Assigned task
Below are entries. Pull out all lines containing "Contactos".

Data excerpts
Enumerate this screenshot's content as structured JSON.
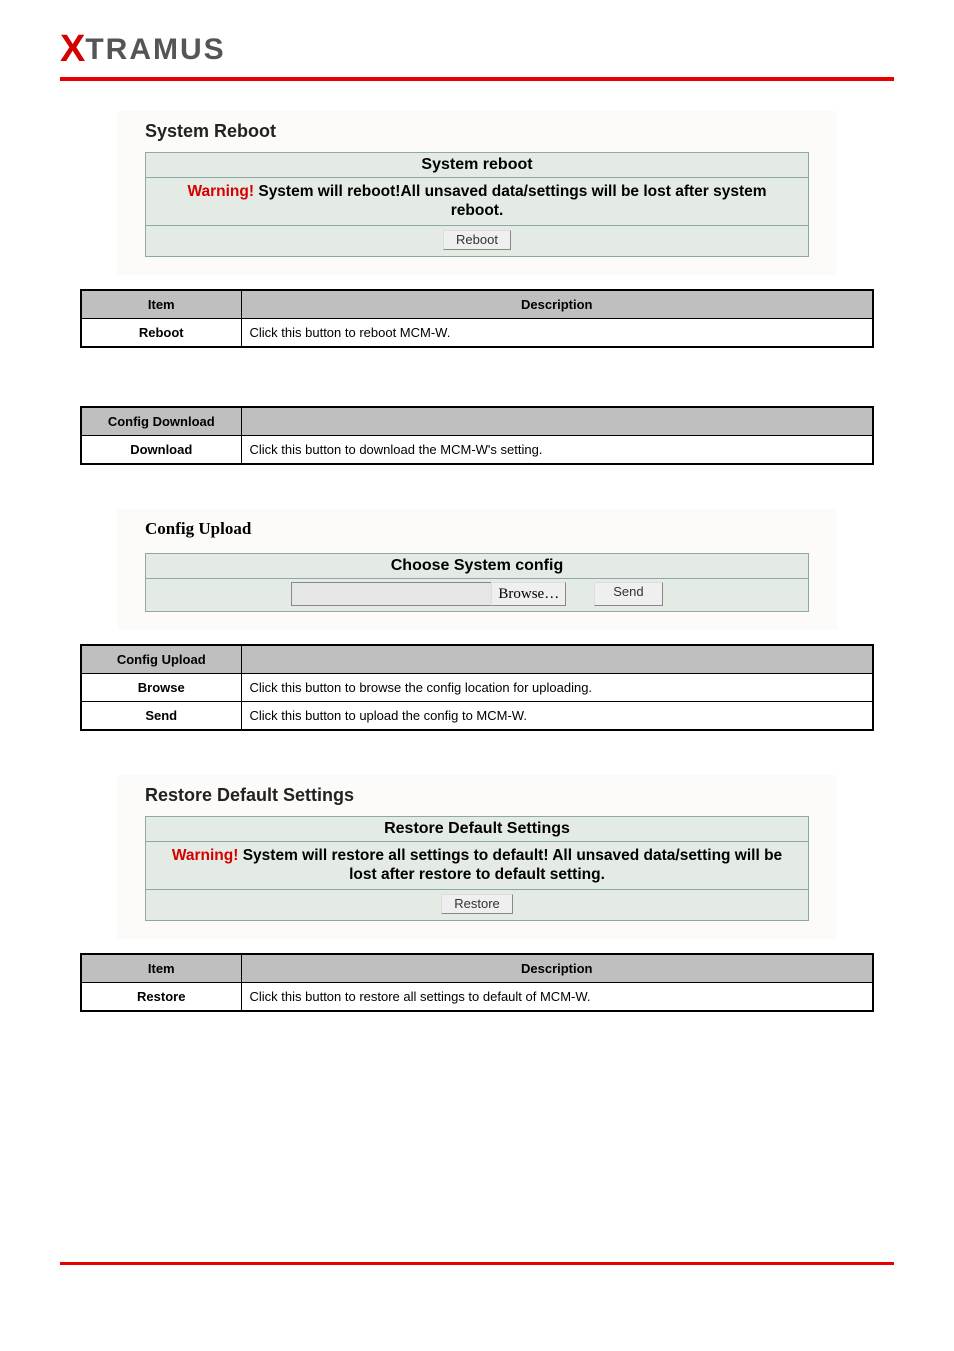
{
  "brand": {
    "x": "X",
    "rest": "TRAMUS"
  },
  "reboot_panel": {
    "section_title": "System Reboot",
    "header": "System reboot",
    "warning_label": "Warning!",
    "warning_text": " System will reboot!All unsaved data/settings will be lost after system reboot.",
    "button": "Reboot"
  },
  "reboot_table": {
    "head_item": "Item",
    "head_desc": "Description",
    "row_item": "Reboot",
    "row_desc": "Click this button to reboot MCM-W."
  },
  "download_table": {
    "head_item": "Config Download",
    "head_desc": "",
    "row_item": "Download",
    "row_desc": "Click this button to download the MCM-W's setting."
  },
  "upload_panel": {
    "section_title": "Config Upload",
    "header": "Choose System config",
    "browse": "Browse…",
    "send": "Send",
    "file_value": ""
  },
  "upload_table": {
    "head_item": "Config Upload",
    "head_desc": "",
    "rows": [
      {
        "item": "Browse",
        "desc": "Click this button to browse the config location for uploading."
      },
      {
        "item": "Send",
        "desc": "Click this button to upload the config to MCM-W."
      }
    ]
  },
  "restore_panel": {
    "section_title": "Restore Default Settings",
    "header": "Restore Default Settings",
    "warning_label": "Warning!",
    "warning_text": " System will restore all settings to default! All unsaved data/setting will be lost after restore to default setting.",
    "button": "Restore"
  },
  "restore_table": {
    "head_item": "Item",
    "head_desc": "Description",
    "row_item": "Restore",
    "row_desc": "Click this button to restore all settings to default of MCM-W."
  }
}
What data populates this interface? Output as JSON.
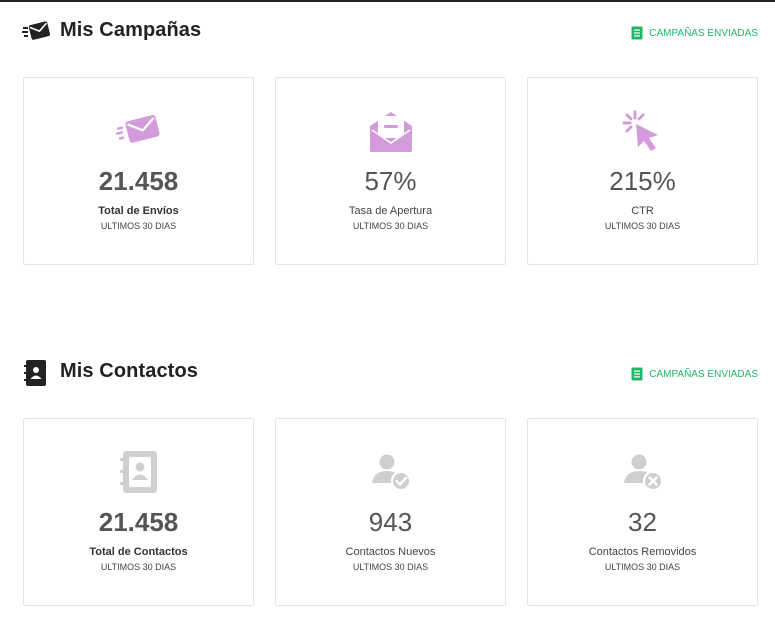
{
  "campaigns": {
    "title": "Mis Campañas",
    "link_label": "CAMPAÑAS ENVIADAS",
    "cards": [
      {
        "value": "21.458",
        "label": "Total de Envíos",
        "sub": "ULTIMOS 30 DIAS",
        "icon": "sent-envelope-icon"
      },
      {
        "value": "57%",
        "label": "Tasa de Apertura",
        "sub": "ULTIMOS 30 DIAS",
        "icon": "open-envelope-icon"
      },
      {
        "value": "215%",
        "label": "CTR",
        "sub": "ULTIMOS 30 DIAS",
        "icon": "click-cursor-icon"
      }
    ]
  },
  "contacts": {
    "title": "Mis Contactos",
    "link_label": "CAMPAÑAS ENVIADAS",
    "cards": [
      {
        "value": "21.458",
        "label": "Total de Contactos",
        "sub": "ULTIMOS 30 DIAS",
        "icon": "address-book-icon"
      },
      {
        "value": "943",
        "label": "Contactos Nuevos",
        "sub": "ULTIMOS 30 DIAS",
        "icon": "user-check-icon"
      },
      {
        "value": "32",
        "label": "Contactos Removidos",
        "sub": "ULTIMOS 30 DIAS",
        "icon": "user-remove-icon"
      }
    ]
  },
  "colors": {
    "accent_purple": "#d39bdb",
    "accent_green": "#1fb866",
    "icon_gray": "#cfcfcf",
    "title_dark": "#222222"
  }
}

Solution
    "title": "Mis Contactos",
        "label": "Total de Contactos",
        "label": "Contactos Nuevos",
        "label": "Contactos Removidos",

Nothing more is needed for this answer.